Who wouldn’t? I mumbled to myself. Who wouldn’t want to be a mega-star and perform in sold out stadiums? Who wouldn’t want to be filthy rich and adored by millions? Who wouldn’t want Trisha Yearwood to sing you to sleep? But that’s not what he said …
“I knew right then that I wanted to bring people together.”
I told you. Sam Riggs is a good dude.
But let’s pretend that doesn’t matter. Let’s talk music.
Knowing I would be interviewing Sam the same day Dark Sky dropped, I was given notes about a few key tracks: I Don’t Listen to the Radio, Wasteland, and Night Falls. But I had a couple of hours before the interview, so I decided to listen from the beginning. And I almost didn’t make it through.
When I was a kid, I mastered the art of rewinding a cassette to precisely the right spot. Every. Time. I knew when that screen door was going to slam before Springsteen did, and even as technology has simplified that indulgence – old habits just die hard.

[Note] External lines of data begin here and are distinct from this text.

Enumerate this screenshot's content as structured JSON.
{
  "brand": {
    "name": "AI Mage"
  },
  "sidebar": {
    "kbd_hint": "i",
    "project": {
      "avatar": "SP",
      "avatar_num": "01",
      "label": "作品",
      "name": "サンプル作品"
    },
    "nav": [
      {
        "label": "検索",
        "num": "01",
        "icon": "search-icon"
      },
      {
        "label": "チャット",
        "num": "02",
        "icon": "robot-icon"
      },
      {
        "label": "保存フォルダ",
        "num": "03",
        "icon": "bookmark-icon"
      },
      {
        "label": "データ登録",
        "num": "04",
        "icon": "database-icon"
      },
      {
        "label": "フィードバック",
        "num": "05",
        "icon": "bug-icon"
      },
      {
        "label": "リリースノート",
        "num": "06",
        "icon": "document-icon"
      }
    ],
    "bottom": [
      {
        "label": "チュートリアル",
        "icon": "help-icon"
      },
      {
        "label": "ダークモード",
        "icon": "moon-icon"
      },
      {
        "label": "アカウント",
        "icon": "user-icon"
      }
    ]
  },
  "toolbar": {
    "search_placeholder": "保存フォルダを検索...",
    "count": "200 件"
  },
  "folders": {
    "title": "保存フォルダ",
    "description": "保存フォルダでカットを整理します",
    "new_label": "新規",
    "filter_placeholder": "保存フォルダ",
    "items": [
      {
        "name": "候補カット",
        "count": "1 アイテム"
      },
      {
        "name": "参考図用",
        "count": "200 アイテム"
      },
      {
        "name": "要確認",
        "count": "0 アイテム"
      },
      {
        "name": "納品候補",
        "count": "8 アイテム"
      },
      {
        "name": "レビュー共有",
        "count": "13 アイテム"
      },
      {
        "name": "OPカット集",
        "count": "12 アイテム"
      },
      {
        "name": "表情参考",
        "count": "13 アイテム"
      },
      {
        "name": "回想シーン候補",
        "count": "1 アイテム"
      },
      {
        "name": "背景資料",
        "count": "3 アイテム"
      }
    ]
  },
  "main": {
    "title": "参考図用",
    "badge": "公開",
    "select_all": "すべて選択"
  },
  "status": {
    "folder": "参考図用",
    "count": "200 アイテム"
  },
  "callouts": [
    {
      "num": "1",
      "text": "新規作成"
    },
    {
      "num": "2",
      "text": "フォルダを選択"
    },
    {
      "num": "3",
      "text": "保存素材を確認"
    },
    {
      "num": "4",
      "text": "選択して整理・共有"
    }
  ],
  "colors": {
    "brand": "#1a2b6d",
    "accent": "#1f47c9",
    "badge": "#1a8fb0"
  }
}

I managed to suppress that urge until the third track (I Don’t Listen to the Radio). A couple of extra spins couldn’t hurt. But if you share similar proclivities you might expect to just camp out on tracks 5 and 6. I rocked Dixie Crystal and Daisy on a loop for a solid hour. Both smartly written, Daisy was clearly an early favorite. A timeless rocking ballad, Daisy speaks to the most basic of our instincts – that virtue and values may be mercilessly consumed by desperation:
I keep a sweaty finger pressed against that ice cold trigger

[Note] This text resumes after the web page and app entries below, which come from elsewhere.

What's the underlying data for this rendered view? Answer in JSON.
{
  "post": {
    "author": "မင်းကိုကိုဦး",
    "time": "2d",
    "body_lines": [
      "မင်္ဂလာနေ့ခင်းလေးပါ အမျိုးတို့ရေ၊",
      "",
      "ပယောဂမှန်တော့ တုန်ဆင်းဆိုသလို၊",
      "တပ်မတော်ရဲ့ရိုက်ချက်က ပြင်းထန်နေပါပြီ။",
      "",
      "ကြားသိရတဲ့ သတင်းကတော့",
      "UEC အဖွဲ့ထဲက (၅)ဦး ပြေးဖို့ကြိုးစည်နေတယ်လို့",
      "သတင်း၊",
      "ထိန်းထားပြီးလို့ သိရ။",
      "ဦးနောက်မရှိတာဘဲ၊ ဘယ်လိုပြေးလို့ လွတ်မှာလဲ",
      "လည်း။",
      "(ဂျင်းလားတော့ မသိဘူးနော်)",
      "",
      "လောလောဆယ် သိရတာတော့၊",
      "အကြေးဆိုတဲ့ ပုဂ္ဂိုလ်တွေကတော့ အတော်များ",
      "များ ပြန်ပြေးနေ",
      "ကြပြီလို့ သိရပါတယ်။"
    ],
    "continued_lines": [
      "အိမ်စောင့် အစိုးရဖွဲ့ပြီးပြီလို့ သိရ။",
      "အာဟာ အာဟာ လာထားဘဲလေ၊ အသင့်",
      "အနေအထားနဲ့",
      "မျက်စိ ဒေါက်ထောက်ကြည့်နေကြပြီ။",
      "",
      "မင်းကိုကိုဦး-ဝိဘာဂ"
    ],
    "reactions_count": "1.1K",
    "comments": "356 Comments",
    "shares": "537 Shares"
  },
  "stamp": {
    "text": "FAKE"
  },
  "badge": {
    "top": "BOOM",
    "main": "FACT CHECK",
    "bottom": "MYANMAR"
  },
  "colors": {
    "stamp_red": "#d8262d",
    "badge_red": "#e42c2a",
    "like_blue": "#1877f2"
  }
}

While the second hand counts down like a 9-pound hammer
But desperately human:
Don’t look down on me Daisy
I just need a little more time

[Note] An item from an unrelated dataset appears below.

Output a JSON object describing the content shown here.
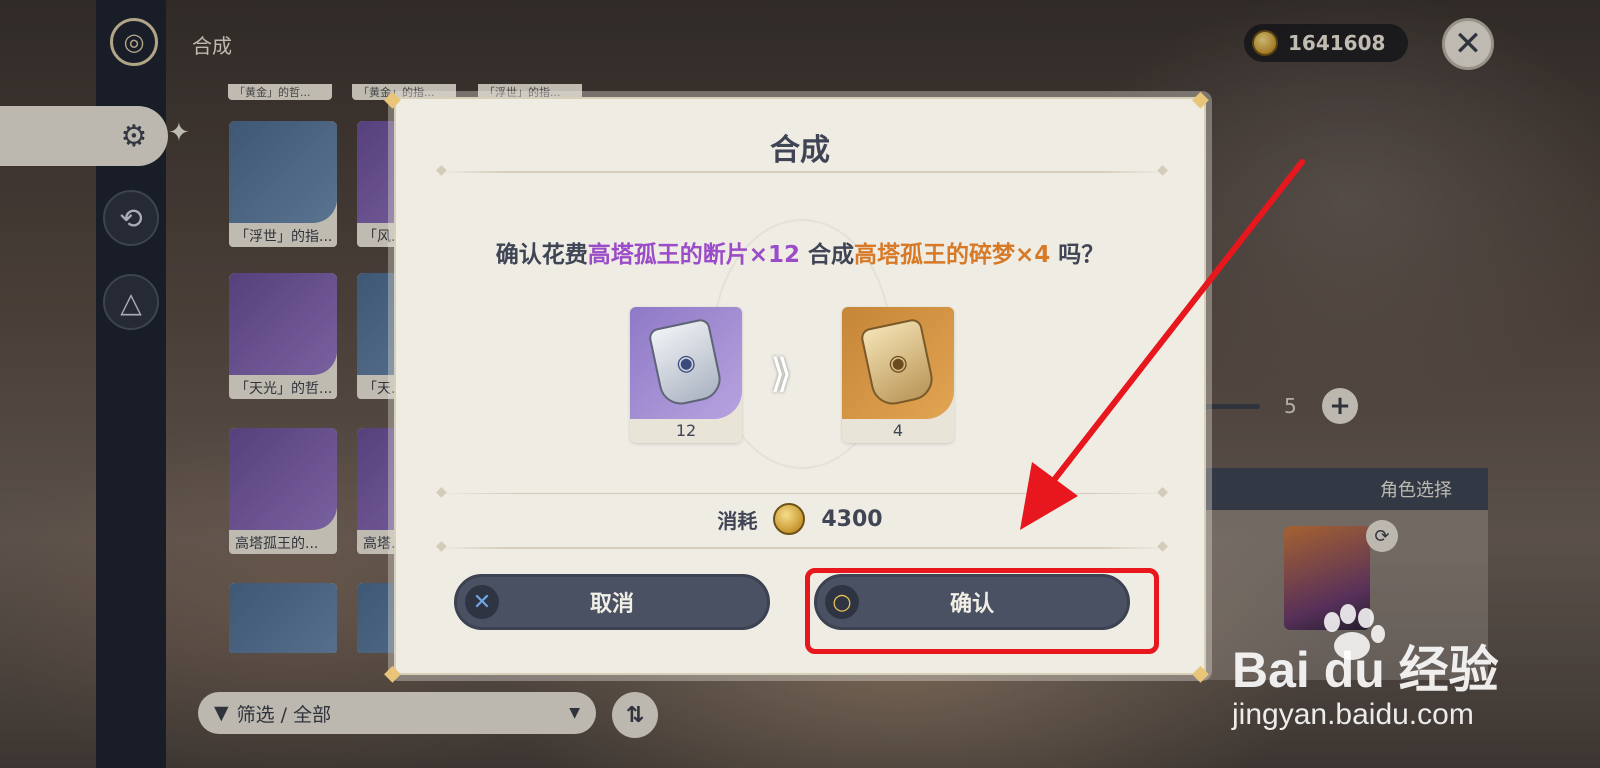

I know my mama she’s been praying
Praying I make it out alive
Not many of us have ever robbed a bank. But we’ve all been desperate.
You’re damned right we have.
Dixie Crystal is the only song on Dark Sky that Sam didn’t have a hand in writing. It doesn’t show. In fact, it seems only a matter of time until he did. And it brings with it the one thing that Rock and Roll has sorely been missing. A banjo.
Dark Sky makes me miss that old rewind button. It makes me miss live music. Anthemic in typical Sam Riggs fashion, it is full of smart lyrics and great hooks and driving choruses with enough air to make you think you can sing along. It is hopeful and hopeless, hard rocking and ethereal, unexpected, classic and dirty honest. Sam’s live show screams loud pipes and sweaty leather – and if you don’t already have a tattoo, you’ll want to go get one. Or maybe another one.
These arrangements bend to the song, genreless with a big handed drummer that knows when to stop just keeping time and drive. Remarkably diverse in influences, it’s like when ugly people have a baby – instinctively you know you’re going to love it but when it comes out beautiful it is wonderfully and gloriously unexpected.
Sam Riggs ain’t no ugly baby.
I hope Sam is happy with his work. Because he’s going to be listening to fans singing it back to him for the next 20 years. Not just empathetically mouthing familiar words – these are head back eyes closed, shamelessly loud, hug a stranger, ugly cry, living them right out-loud anthems. And we won’t just be singing them for that driving chorus or clever hook. We’ll be singing them because we are inexplicably convinced that he wrote them for us.
And God did we need them.
I expect 10-year-old Sam Riggs would be proud. 34-year-old Sam Riggs is bringing people together. Let him.
Good dude, indeed.
– Jon Koonsman
Jon Koonsman is a freelance writer, rancher and 6th generation Erath County, Texas resident. He is married with two sons, one daughter and resides on his family’s ranch near Duffau, Texas. He is also a member of the Stephenville Empire-Tribune’s community columnists. He can be reached at email@example.com
About Sam Riggs:
An adventurer at heart, country rocker Sam Riggs’ convictions are reflected in his lyrics about taking chances and putting it all on the line. His signature rock infused country sound was shaped by musical influences like Blink 182, Garth Brooks, Foo Fighters and George Jones. Riggs released his first single in 2010 and in 2016 his album Breathless debuted at No. 12 on the Billboard Country Albums chart. Learn more at SamRiggsMusic.com.